• Task instructions: Reproduce the entries word for word, and omit any picture you find in them.
--- Dataset content ---
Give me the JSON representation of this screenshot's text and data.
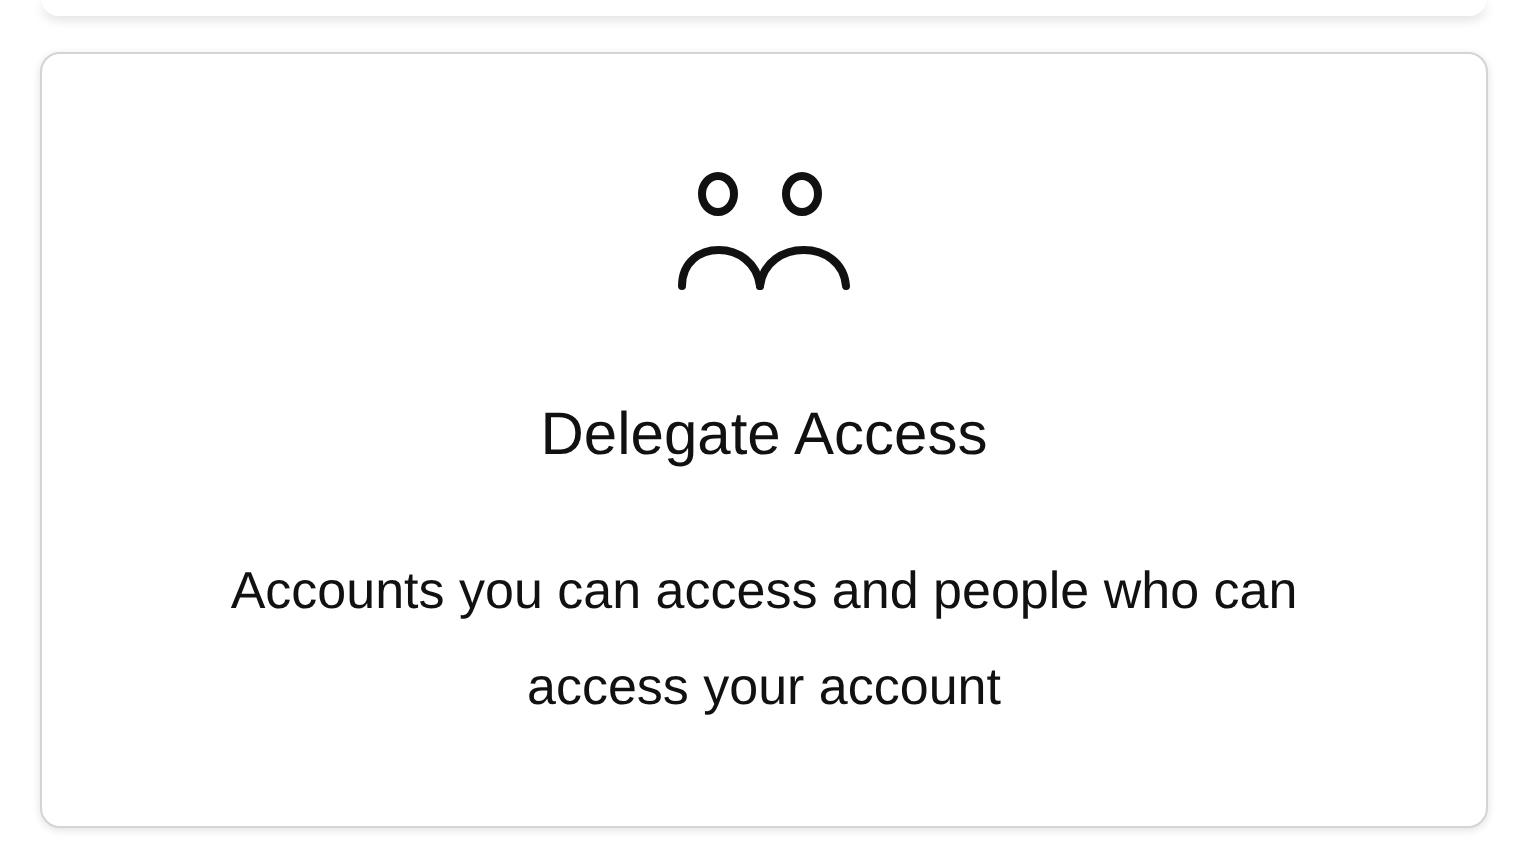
{
  "card": {
    "title": "Delegate Access",
    "description": "Accounts you can access and people who can access your account"
  }
}
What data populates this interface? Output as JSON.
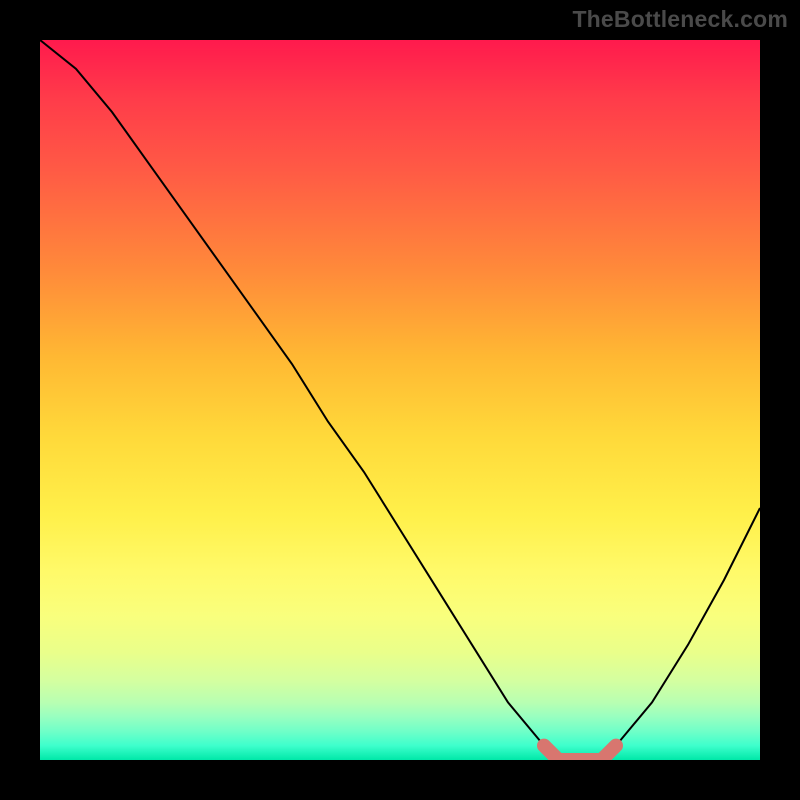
{
  "watermark": "TheBottleneck.com",
  "chart_data": {
    "type": "line",
    "title": "",
    "xlabel": "",
    "ylabel": "",
    "xlim": [
      0,
      100
    ],
    "ylim": [
      0,
      100
    ],
    "grid": false,
    "legend": false,
    "background": {
      "type": "vertical-gradient",
      "stops": [
        {
          "pos": 0,
          "color": "#ff1a4d"
        },
        {
          "pos": 50,
          "color": "#ffd93a"
        },
        {
          "pos": 85,
          "color": "#eaff8a"
        },
        {
          "pos": 100,
          "color": "#00e8a8"
        }
      ],
      "note": "red at top → green at bottom implies top = high bottleneck, bottom = low"
    },
    "series": [
      {
        "name": "bottleneck-curve",
        "color": "#000000",
        "stroke_width": 2,
        "x": [
          0,
          5,
          10,
          15,
          20,
          25,
          30,
          35,
          40,
          45,
          50,
          55,
          60,
          65,
          70,
          72,
          75,
          78,
          80,
          85,
          90,
          95,
          100
        ],
        "y": [
          100,
          96,
          90,
          83,
          76,
          69,
          62,
          55,
          47,
          40,
          32,
          24,
          16,
          8,
          2,
          0,
          0,
          0,
          2,
          8,
          16,
          25,
          35
        ],
        "note": "y is bottleneck magnitude (higher = worse). Valley floor ~72–78 on x."
      },
      {
        "name": "optimal-range-marker",
        "color": "#d8766f",
        "stroke_width": 14,
        "linecap": "round",
        "x": [
          70,
          72,
          75,
          78,
          80
        ],
        "y": [
          2,
          0,
          0,
          0,
          2
        ],
        "note": "short thick segment hugging the valley floor"
      }
    ]
  }
}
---
• Exercise output:
Give me the JSON representation of this screenshot's text and data.
{
  "card": {
    "title": "Delegate Access",
    "description": "Accounts you can access and people who can access your account"
  }
}
What data populates this interface? Output as JSON.
{
  "watermark": "TheBottleneck.com",
  "chart_data": {
    "type": "line",
    "title": "",
    "xlabel": "",
    "ylabel": "",
    "xlim": [
      0,
      100
    ],
    "ylim": [
      0,
      100
    ],
    "grid": false,
    "legend": false,
    "background": {
      "type": "vertical-gradient",
      "stops": [
        {
          "pos": 0,
          "color": "#ff1a4d"
        },
        {
          "pos": 50,
          "color": "#ffd93a"
        },
        {
          "pos": 85,
          "color": "#eaff8a"
        },
        {
          "pos": 100,
          "color": "#00e8a8"
        }
      ],
      "note": "red at top → green at bottom implies top = high bottleneck, bottom = low"
    },
    "series": [
      {
        "name": "bottleneck-curve",
        "color": "#000000",
        "stroke_width": 2,
        "x": [
          0,
          5,
          10,
          15,
          20,
          25,
          30,
          35,
          40,
          45,
          50,
          55,
          60,
          65,
          70,
          72,
          75,
          78,
          80,
          85,
          90,
          95,
          100
        ],
        "y": [
          100,
          96,
          90,
          83,
          76,
          69,
          62,
          55,
          47,
          40,
          32,
          24,
          16,
          8,
          2,
          0,
          0,
          0,
          2,
          8,
          16,
          25,
          35
        ],
        "note": "y is bottleneck magnitude (higher = worse). Valley floor ~72–78 on x."
      },
      {
        "name": "optimal-range-marker",
        "color": "#d8766f",
        "stroke_width": 14,
        "linecap": "round",
        "x": [
          70,
          72,
          75,
          78,
          80
        ],
        "y": [
          2,
          0,
          0,
          0,
          2
        ],
        "note": "short thick segment hugging the valley floor"
      }
    ]
  }
}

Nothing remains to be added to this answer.